- [Data for this exercise]

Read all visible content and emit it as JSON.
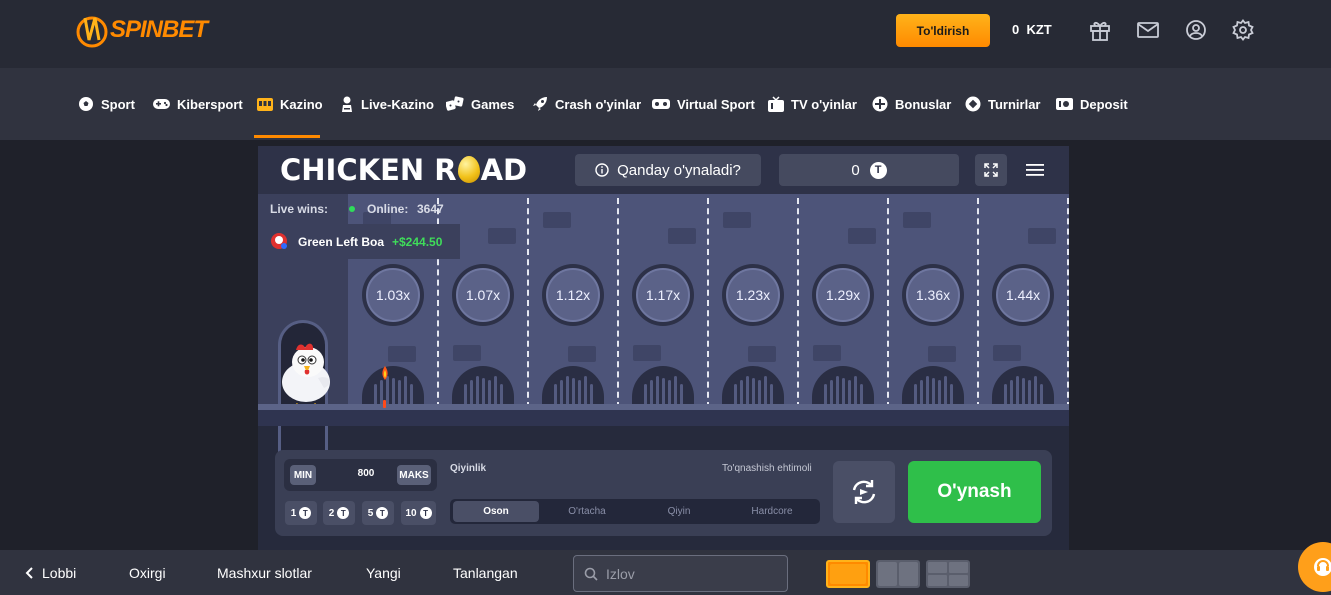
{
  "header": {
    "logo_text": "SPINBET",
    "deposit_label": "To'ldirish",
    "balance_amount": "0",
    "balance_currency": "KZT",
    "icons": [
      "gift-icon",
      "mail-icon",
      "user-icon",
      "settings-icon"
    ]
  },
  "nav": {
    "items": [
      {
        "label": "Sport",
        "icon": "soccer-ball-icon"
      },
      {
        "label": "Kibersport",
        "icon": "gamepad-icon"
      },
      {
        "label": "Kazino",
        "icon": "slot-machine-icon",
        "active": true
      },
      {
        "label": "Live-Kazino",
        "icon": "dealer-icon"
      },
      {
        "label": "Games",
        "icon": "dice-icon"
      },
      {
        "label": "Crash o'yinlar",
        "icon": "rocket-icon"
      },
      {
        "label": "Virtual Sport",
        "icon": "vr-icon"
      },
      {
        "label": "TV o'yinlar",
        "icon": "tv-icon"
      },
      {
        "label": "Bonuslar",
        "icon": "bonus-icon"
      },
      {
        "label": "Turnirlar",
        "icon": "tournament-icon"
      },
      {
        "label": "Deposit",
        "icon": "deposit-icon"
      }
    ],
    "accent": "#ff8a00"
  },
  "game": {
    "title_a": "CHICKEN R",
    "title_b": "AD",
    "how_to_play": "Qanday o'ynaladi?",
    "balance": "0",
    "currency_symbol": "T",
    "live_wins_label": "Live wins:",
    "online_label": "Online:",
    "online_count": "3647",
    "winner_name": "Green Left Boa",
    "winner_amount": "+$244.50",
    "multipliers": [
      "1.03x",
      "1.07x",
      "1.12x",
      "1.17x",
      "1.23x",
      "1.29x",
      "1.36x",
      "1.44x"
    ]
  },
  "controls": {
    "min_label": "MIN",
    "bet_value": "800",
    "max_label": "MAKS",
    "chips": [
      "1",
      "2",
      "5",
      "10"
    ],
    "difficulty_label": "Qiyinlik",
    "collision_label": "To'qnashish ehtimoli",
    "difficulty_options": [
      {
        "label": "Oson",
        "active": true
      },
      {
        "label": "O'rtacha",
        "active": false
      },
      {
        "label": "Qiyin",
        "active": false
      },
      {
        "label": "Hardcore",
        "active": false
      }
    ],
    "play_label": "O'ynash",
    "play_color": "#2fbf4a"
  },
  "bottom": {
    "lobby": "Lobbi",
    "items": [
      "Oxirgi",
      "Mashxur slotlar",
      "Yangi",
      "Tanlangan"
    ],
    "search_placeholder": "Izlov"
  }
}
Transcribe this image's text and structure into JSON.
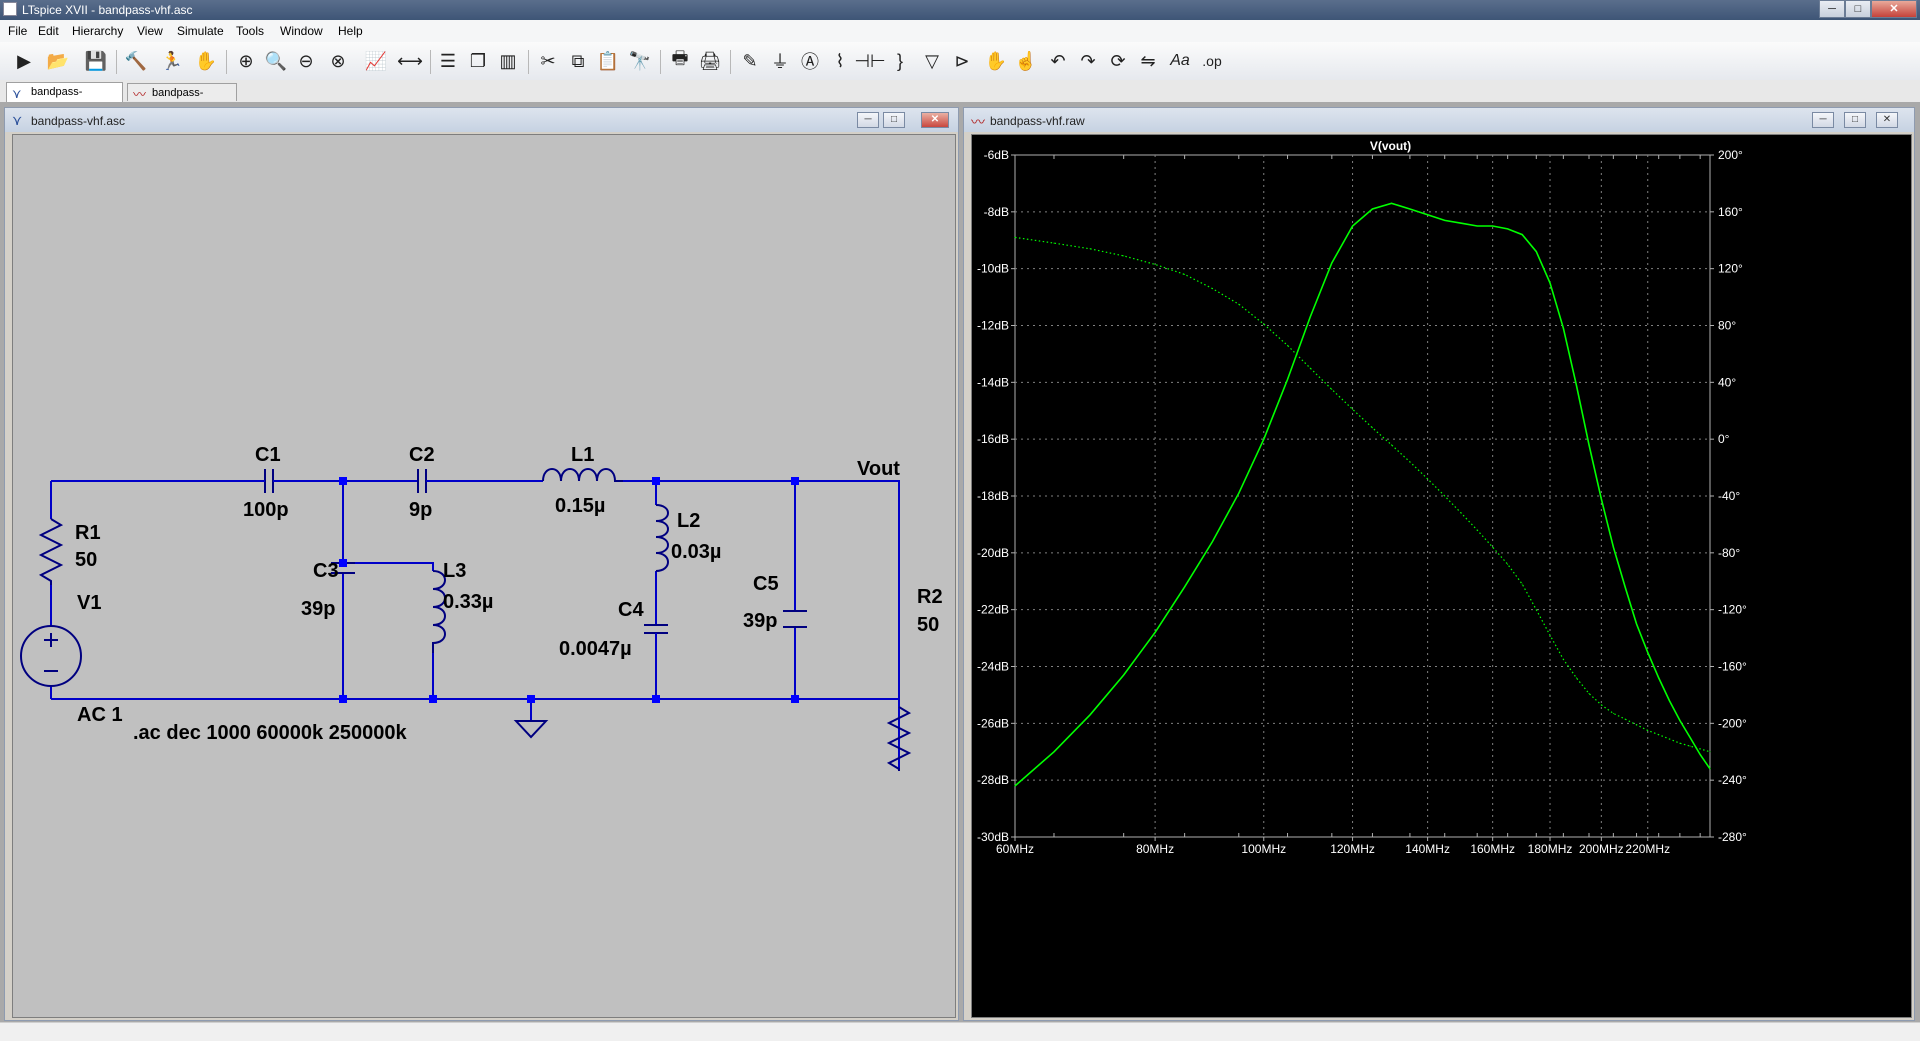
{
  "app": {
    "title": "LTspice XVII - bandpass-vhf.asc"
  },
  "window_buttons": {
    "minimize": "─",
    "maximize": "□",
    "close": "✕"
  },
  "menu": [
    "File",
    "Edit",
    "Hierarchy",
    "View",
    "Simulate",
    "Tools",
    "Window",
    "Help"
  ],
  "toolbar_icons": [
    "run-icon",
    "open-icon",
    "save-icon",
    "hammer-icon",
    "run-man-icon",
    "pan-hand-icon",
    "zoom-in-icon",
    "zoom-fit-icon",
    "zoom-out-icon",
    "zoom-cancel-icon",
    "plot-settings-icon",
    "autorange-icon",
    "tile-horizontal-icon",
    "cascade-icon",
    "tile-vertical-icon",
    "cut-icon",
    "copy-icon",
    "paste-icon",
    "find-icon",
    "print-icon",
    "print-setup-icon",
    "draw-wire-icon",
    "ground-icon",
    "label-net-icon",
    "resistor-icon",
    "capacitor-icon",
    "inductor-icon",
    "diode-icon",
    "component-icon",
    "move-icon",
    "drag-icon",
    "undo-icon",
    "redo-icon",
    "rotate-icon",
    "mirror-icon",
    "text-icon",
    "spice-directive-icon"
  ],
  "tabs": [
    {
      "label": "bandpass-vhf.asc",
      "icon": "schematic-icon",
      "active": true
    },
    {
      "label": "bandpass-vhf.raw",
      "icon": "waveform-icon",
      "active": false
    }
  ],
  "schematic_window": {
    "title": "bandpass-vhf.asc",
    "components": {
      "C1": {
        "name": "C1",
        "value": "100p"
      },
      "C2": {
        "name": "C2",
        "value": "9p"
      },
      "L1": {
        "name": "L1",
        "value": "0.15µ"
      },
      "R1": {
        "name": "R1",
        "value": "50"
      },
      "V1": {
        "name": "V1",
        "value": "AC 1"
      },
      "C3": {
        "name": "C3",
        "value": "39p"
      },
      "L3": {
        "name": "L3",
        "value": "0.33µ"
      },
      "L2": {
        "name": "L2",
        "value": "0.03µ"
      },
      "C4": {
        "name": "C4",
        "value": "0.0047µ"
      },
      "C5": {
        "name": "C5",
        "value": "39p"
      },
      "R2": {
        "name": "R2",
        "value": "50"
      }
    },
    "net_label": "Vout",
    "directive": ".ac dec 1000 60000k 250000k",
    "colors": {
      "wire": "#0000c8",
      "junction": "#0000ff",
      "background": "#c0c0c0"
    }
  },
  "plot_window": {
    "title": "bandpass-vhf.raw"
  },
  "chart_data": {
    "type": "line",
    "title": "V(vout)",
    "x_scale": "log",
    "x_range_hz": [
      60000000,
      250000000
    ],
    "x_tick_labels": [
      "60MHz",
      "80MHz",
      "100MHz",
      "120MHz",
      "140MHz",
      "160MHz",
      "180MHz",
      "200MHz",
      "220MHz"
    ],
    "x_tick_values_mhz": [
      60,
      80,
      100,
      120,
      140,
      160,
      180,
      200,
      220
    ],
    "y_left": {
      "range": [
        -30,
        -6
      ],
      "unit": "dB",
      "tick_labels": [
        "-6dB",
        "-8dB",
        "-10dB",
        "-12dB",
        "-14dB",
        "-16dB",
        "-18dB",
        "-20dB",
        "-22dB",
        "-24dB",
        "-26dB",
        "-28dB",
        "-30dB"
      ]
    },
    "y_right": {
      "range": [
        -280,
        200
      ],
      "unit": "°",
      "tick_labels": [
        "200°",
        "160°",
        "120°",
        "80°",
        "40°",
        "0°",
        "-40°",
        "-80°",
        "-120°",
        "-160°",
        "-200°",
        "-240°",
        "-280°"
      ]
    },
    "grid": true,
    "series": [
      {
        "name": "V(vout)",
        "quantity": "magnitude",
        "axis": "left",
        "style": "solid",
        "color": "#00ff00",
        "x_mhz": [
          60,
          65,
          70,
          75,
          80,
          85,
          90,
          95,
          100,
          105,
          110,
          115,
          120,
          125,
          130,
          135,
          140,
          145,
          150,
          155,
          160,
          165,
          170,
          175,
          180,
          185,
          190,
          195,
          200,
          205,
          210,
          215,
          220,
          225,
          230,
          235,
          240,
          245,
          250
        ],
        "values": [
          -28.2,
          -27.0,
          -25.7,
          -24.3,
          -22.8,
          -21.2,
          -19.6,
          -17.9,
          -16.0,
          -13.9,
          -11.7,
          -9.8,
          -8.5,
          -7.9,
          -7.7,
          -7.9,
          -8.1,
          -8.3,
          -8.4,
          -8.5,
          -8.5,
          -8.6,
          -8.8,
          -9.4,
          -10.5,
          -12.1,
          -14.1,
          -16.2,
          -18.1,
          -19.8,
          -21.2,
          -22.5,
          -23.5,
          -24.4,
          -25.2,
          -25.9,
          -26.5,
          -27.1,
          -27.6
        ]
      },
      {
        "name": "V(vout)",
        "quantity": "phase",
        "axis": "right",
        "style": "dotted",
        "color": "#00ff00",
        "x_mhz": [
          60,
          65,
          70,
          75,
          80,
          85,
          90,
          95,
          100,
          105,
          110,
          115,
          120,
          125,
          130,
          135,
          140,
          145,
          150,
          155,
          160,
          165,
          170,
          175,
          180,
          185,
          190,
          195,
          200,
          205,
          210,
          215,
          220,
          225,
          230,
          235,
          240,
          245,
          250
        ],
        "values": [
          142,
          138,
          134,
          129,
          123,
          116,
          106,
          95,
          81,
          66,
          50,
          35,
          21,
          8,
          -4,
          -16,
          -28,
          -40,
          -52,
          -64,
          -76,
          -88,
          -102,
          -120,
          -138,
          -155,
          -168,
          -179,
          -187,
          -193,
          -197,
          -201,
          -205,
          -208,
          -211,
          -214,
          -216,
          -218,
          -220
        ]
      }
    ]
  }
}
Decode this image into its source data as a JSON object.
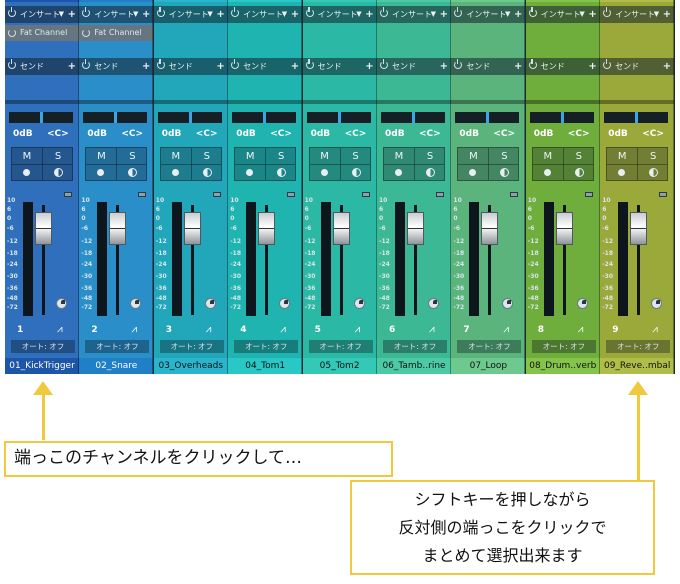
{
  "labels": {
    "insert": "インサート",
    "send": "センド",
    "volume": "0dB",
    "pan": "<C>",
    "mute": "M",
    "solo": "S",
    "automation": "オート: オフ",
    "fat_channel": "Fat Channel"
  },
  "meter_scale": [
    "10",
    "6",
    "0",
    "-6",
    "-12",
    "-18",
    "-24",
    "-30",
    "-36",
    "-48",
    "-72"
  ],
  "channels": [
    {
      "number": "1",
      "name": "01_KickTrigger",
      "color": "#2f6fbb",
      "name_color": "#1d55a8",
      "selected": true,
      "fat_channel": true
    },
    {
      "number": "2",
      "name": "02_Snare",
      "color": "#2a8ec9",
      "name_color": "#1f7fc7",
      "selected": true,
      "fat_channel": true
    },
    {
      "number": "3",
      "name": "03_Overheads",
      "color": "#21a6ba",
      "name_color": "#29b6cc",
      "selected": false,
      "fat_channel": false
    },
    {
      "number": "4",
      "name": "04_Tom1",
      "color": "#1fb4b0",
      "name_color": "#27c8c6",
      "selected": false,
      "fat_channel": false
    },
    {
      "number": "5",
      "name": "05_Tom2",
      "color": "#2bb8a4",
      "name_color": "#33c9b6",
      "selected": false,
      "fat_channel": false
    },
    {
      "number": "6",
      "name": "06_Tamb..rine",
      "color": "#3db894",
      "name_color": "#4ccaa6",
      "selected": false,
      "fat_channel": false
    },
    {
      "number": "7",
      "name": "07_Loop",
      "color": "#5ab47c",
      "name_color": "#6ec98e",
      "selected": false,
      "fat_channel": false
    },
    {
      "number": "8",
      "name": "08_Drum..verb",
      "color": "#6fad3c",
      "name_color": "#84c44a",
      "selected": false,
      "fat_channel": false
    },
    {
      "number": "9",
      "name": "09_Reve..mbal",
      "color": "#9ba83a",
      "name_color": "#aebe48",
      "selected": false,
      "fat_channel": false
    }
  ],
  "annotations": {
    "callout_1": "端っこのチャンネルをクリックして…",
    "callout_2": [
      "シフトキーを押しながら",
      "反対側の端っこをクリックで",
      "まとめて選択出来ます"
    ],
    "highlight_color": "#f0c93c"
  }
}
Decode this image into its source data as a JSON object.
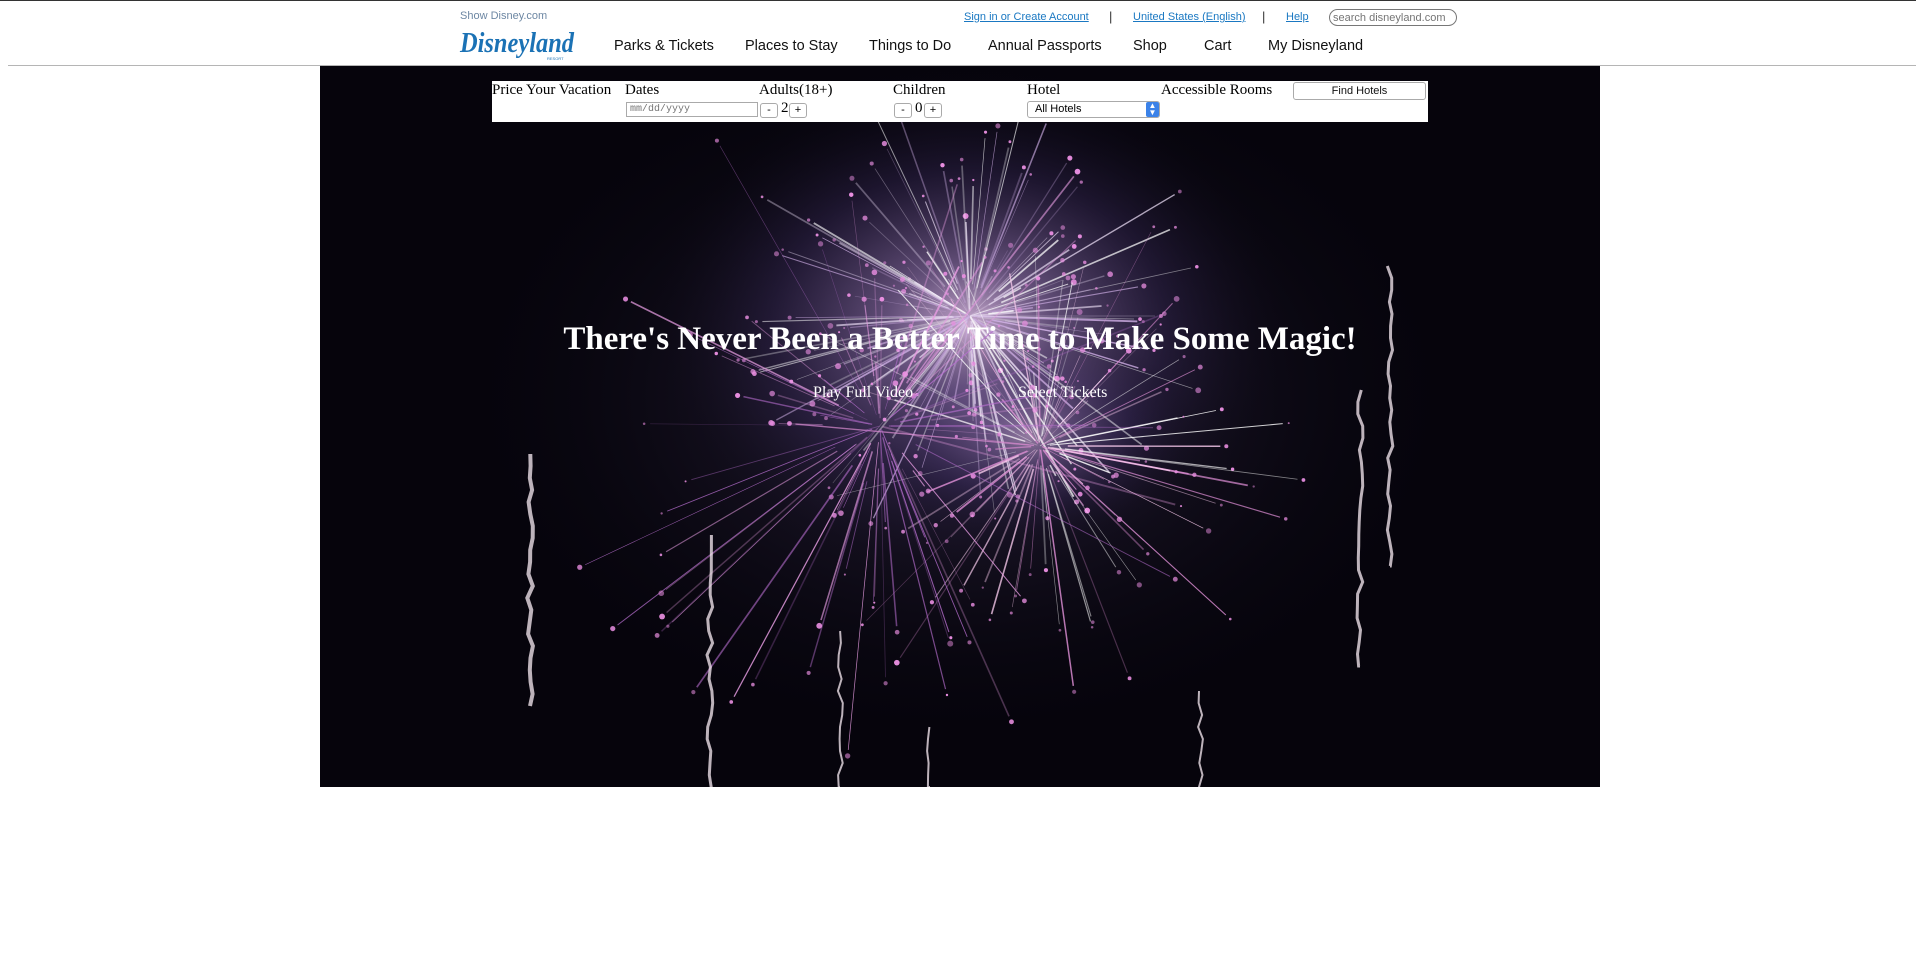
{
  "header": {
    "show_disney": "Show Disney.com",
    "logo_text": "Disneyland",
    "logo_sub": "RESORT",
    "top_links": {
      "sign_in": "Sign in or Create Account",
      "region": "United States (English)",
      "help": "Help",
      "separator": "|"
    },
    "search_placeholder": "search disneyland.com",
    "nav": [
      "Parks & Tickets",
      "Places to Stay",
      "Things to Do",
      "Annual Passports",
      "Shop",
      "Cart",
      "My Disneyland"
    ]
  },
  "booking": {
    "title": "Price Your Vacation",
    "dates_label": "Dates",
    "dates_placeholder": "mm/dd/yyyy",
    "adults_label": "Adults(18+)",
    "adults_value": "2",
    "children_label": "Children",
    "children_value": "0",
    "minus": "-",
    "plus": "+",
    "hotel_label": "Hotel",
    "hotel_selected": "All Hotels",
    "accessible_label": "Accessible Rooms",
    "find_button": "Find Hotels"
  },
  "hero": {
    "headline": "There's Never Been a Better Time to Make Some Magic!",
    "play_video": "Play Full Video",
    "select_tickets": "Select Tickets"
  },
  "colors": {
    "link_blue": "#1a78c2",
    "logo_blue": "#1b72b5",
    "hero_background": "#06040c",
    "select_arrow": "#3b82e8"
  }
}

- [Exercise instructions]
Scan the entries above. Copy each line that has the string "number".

- [Result of this exercise]
      "number": "1",
      "number": "2",
      "number": "3",
      "number": "4",
      "number": "5",
      "number": "6",
      "number": "7",
      "number": "8",
      "number": "9",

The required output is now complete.